**Element data from apps and pages:**
━━━━━━━━━━━━━━━━━━━━━━━━━━━━━━

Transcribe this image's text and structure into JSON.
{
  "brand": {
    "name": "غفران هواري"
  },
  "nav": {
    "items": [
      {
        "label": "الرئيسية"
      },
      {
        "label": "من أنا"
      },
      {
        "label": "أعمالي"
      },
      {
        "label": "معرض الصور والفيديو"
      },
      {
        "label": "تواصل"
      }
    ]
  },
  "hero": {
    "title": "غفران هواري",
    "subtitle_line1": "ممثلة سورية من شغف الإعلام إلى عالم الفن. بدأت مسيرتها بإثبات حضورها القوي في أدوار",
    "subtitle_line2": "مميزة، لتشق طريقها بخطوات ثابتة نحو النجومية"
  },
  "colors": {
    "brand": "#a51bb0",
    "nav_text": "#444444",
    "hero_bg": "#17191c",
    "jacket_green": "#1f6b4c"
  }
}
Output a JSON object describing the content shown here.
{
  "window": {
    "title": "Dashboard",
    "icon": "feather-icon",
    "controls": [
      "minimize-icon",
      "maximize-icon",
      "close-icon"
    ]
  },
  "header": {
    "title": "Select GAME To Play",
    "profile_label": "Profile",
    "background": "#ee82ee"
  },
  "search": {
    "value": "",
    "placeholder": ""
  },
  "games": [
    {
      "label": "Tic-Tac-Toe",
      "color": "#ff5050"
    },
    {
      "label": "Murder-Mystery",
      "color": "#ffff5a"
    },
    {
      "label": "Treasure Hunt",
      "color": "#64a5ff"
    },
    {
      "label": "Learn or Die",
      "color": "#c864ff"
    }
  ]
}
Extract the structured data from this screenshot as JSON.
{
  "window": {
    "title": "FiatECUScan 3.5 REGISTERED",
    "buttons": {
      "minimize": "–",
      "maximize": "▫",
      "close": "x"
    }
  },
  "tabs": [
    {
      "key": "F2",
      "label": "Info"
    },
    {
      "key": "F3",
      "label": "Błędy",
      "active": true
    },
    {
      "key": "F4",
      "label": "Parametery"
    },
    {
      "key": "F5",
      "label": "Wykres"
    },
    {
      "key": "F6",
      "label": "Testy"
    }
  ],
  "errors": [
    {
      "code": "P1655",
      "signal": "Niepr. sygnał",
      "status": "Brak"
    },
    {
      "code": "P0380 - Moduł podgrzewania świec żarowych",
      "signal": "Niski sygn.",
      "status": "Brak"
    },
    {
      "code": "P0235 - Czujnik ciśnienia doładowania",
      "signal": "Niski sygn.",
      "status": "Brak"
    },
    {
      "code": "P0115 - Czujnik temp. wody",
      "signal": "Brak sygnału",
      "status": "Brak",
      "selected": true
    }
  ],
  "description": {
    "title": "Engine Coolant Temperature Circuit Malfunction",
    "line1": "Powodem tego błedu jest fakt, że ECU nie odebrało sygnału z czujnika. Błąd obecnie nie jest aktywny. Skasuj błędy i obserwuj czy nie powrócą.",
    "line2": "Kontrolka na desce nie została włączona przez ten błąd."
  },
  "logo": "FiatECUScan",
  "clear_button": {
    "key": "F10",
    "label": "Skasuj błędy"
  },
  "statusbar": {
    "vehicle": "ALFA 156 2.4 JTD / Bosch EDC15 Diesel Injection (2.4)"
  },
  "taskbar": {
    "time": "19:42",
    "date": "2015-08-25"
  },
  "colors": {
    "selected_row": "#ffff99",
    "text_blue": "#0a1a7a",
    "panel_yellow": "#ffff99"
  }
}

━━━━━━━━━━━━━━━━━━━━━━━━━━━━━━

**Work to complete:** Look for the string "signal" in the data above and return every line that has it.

**Output of the exercise:**
      "signal": "Niepr. sygnał",
      "signal": "Niski sygn.",
      "signal": "Niski sygn.",
      "signal": "Brak sygnału",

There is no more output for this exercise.